An ultrasound uses sound waves to view the internal structures of your body. Dr. Jane Smith uses a particular type of ultrasound to map out the individual’s vein structure and to assess the direction of flow of blood through the vein system. In Raleigh, North Carolina, a registered vascular technologist uses state of the art equipment to produce a map of your unique vein system. At VeinCare of Central North Carolina, Dr. Smith uses this ultrasound map to illustrate each patient’s vein system, any problems with it, then uses that map to create a treatment plan.
An ultrasound uses sound waves at a high frequency that are inaudible to the human ear. These sound waves are used to view the internal structures of your body-including veins and arteries. While ultrasound is best known for its use in pregnancy, it’s also a medical test that’s performed by an ultrasound technologist to capture live images of tissue structures.
VeinCare of Central North Carolina uses Color Flow Duplex Ultrasound, a unique type of ultrasound which allows a vascular technologist to see your blood vessels and observe how your blood flows through them.
This advanced technology gives Dr. Smith the information she needs to analyze your veins, assess your problems, and develop a treatment plan. It’s a crucial diagnostic test that can be used to assess the direction of blood flow, the health of your veins, and monitor the response of your veins to treatment.
Ultrasound vein mapping is the specific process of using ultrasound technology to view vein anatomy and blood flow patterns. A registered vascular technologist (RVT) at VeinCare of Central North Carolina will conduct your ultrasound mapping exam. Dr. Smith will then use this map to analyze any structural problems in your veins and the dynamics of your vein circulation.
This diagnostic test displays your system of vessels and allows Dr. Smith to understand what’s happening with them. As the patient undergoes the series of treatments, an ultrasound is repeated after each treatment to track the progress.
Each ultrasound is compared to the previous ultrasound to assess the response of the abnormal blood vessels to the prior treatment. This process continues until the veins have been treated adequately.
When Dr. Smith treats varicose veins, she always uses ultrasound. Doing so allows her to visualize the veins to ensure that the injections and laser treatments are done with precision and with the ultimate safety.
Everything occurs in-office, where Dr. Smith focuses on the anatomy and location of the veins, evaluating and treating malfunctioning varicose veins.

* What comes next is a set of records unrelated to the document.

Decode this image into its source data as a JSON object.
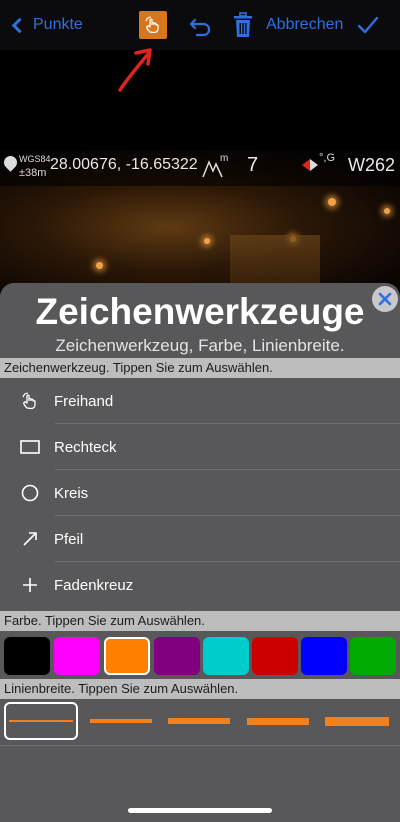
{
  "navbar": {
    "back_label": "Punkte",
    "cancel_label": "Abbrechen",
    "accent_color": "#2f6fe0",
    "draw_button_color": "#d8761e",
    "icons": [
      "chevron-left-icon",
      "hand-draw-icon",
      "undo-icon",
      "trash-icon",
      "checkmark-icon"
    ]
  },
  "gps": {
    "datum": "WGS84",
    "accuracy": "±38m",
    "coordinates": "28.00676, -16.65322",
    "altitude_unit": "m",
    "count": "7",
    "compass_unit": "°,G",
    "heading": "W262"
  },
  "sheet": {
    "title": "Zeichenwerkzeuge",
    "subtitle": "Zeichenwerkzeug, Farbe, Linienbreite."
  },
  "sections": {
    "tools_header": "Zeichenwerkzeug. Tippen Sie zum Auswählen.",
    "color_header": "Farbe. Tippen Sie zum Auswählen.",
    "width_header": "Linienbreite. Tippen Sie zum Auswählen."
  },
  "tools": [
    {
      "label": "Freihand",
      "icon": "hand-draw-icon"
    },
    {
      "label": "Rechteck",
      "icon": "rectangle-icon"
    },
    {
      "label": "Kreis",
      "icon": "circle-icon"
    },
    {
      "label": "Pfeil",
      "icon": "arrow-icon"
    },
    {
      "label": "Fadenkreuz",
      "icon": "crosshair-icon"
    }
  ],
  "colors": {
    "options": [
      "#000000",
      "#ff00ff",
      "#ff8000",
      "#800080",
      "#00cccc",
      "#cc0000",
      "#0000ff",
      "#00aa00"
    ],
    "selected_index": 2
  },
  "line_widths": {
    "count": 5,
    "selected_index": 0,
    "line_color": "#f4801c"
  }
}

It's essential that you drink plenty of fluids before your ultrasound.
When you are well hydrated, your veins expand with the extra liquid which makes it easier for the Registered Vascular Technologist to see the veins and to watch the blood flow through them. This improves the accuracy of the results from your ultrasound mapping.
You should minimize your intake of diuretics before your ultrasound vein mapping. Diuretics are substances -- medications or beverages -- that promote the increased production of urine causing a loss of fluids in your body. That drains your veins of fluid making your veins appear smaller on the ultrasound.

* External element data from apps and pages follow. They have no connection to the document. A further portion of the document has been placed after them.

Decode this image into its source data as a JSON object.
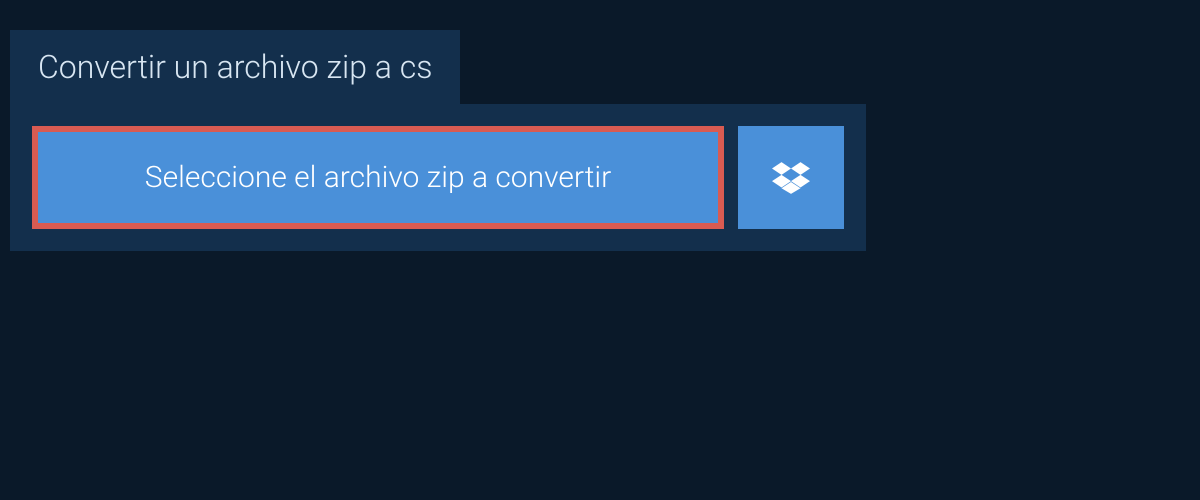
{
  "header": {
    "title": "Convertir un archivo zip a cs"
  },
  "actions": {
    "select_file_label": "Seleccione el archivo zip a convertir",
    "dropbox_icon_name": "dropbox"
  },
  "colors": {
    "background": "#0a1929",
    "panel": "#132f4c",
    "button": "#4a90d9",
    "highlight_border": "#d95b52",
    "text_light": "#ffffff",
    "text_header": "#d8e6f2"
  }
}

Beverages which act as diuretics include caffeinated coffee, tea, and soft drinks as well as alcohol. Be sure to drink at least 24 to 32 ounces of water or juice before your appointment.
Anything that compresses the veins and pushes the blood back up to your heart will empty the veins and negatively affect the exam. As such, don’t exercise and avoid wearing compression hose before your ultrasound vein mapping.
You’ll be standing up for your exam, usually from 30-45 minutes. Since this is a diagnostic test, you won’t experience any pain, and you can leave immediately afterward.
If you have any questions, call the office today or book your appointment online.